◆ WHAT YOU SHOULD DO
Only an exact repetition of every entry counts as the answer.

++++++++++

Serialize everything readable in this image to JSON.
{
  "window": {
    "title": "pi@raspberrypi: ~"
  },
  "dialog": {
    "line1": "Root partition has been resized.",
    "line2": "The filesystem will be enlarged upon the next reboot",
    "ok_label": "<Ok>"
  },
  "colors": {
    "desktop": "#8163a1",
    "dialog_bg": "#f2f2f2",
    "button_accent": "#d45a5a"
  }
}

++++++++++

◆ SOLUTION FOR THIS TASK
Serialize everything readable in this image to JSON.
{
  "window": {
    "title": "pi@raspberrypi: ~"
  },
  "dialog": {
    "line1": "Root partition has been resized.",
    "line2": "The filesystem will be enlarged upon the next reboot",
    "ok_label": "<Ok>"
  },
  "colors": {
    "desktop": "#8163a1",
    "dialog_bg": "#f2f2f2",
    "button_accent": "#d45a5a"
  }
}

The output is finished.